- Problem details -
Return the data verbatim, without pictures.

- Dataset extract -
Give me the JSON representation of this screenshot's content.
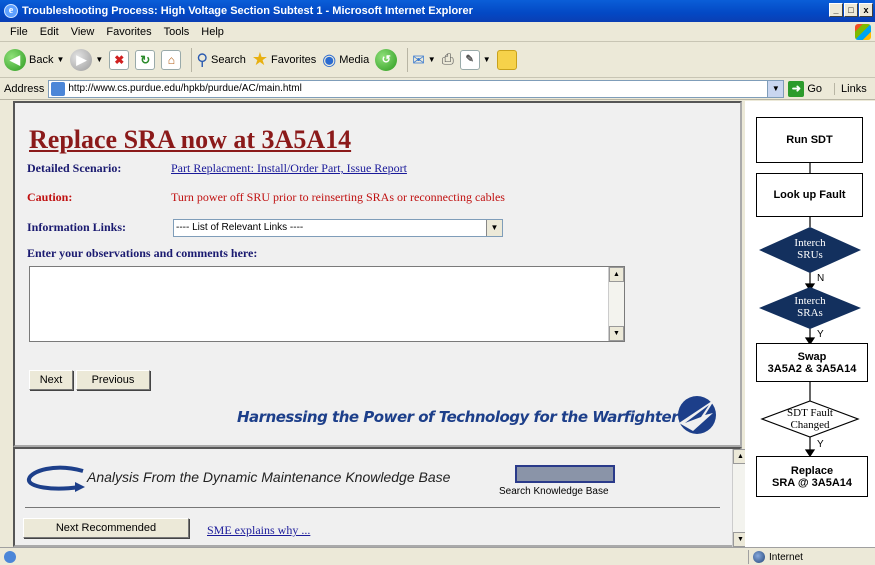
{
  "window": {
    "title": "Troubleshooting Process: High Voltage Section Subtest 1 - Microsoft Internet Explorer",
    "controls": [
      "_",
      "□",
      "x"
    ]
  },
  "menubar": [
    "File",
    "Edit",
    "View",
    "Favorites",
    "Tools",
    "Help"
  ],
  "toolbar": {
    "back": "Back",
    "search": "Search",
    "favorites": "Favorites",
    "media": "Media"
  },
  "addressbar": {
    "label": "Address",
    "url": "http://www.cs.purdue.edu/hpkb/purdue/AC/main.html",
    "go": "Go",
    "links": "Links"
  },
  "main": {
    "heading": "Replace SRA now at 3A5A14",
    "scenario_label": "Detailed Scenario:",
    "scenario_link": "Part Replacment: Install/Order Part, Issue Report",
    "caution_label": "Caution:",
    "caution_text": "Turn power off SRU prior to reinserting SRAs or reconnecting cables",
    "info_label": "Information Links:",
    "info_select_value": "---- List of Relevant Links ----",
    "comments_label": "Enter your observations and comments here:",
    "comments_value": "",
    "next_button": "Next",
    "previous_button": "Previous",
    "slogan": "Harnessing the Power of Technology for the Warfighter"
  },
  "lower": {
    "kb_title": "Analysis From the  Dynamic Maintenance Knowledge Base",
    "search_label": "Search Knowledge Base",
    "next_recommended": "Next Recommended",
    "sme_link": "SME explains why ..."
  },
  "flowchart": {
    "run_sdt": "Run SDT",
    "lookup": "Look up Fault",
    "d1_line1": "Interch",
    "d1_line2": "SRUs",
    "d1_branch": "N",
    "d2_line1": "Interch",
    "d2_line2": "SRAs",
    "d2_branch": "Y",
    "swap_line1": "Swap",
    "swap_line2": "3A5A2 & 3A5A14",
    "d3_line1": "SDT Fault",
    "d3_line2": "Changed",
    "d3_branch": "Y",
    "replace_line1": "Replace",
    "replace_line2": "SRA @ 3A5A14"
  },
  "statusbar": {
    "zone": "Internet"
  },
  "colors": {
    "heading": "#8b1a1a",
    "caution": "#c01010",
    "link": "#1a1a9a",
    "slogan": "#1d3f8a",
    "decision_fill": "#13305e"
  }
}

- Solution -
Give me the JSON representation of this screenshot's content.
{
  "window": {
    "title": "Troubleshooting Process: High Voltage Section Subtest 1 - Microsoft Internet Explorer",
    "controls": [
      "_",
      "□",
      "x"
    ]
  },
  "menubar": [
    "File",
    "Edit",
    "View",
    "Favorites",
    "Tools",
    "Help"
  ],
  "toolbar": {
    "back": "Back",
    "search": "Search",
    "favorites": "Favorites",
    "media": "Media"
  },
  "addressbar": {
    "label": "Address",
    "url": "http://www.cs.purdue.edu/hpkb/purdue/AC/main.html",
    "go": "Go",
    "links": "Links"
  },
  "main": {
    "heading": "Replace SRA now at 3A5A14",
    "scenario_label": "Detailed Scenario:",
    "scenario_link": "Part Replacment: Install/Order Part, Issue Report",
    "caution_label": "Caution:",
    "caution_text": "Turn power off SRU prior to reinserting SRAs or reconnecting cables",
    "info_label": "Information Links:",
    "info_select_value": "---- List of Relevant Links ----",
    "comments_label": "Enter your observations and comments here:",
    "comments_value": "",
    "next_button": "Next",
    "previous_button": "Previous",
    "slogan": "Harnessing the Power of Technology for the Warfighter"
  },
  "lower": {
    "kb_title": "Analysis From the  Dynamic Maintenance Knowledge Base",
    "search_label": "Search Knowledge Base",
    "next_recommended": "Next Recommended",
    "sme_link": "SME explains why ..."
  },
  "flowchart": {
    "run_sdt": "Run SDT",
    "lookup": "Look up Fault",
    "d1_line1": "Interch",
    "d1_line2": "SRUs",
    "d1_branch": "N",
    "d2_line1": "Interch",
    "d2_line2": "SRAs",
    "d2_branch": "Y",
    "swap_line1": "Swap",
    "swap_line2": "3A5A2 & 3A5A14",
    "d3_line1": "SDT Fault",
    "d3_line2": "Changed",
    "d3_branch": "Y",
    "replace_line1": "Replace",
    "replace_line2": "SRA @ 3A5A14"
  },
  "statusbar": {
    "zone": "Internet"
  },
  "colors": {
    "heading": "#8b1a1a",
    "caution": "#c01010",
    "link": "#1a1a9a",
    "slogan": "#1d3f8a",
    "decision_fill": "#13305e"
  }
}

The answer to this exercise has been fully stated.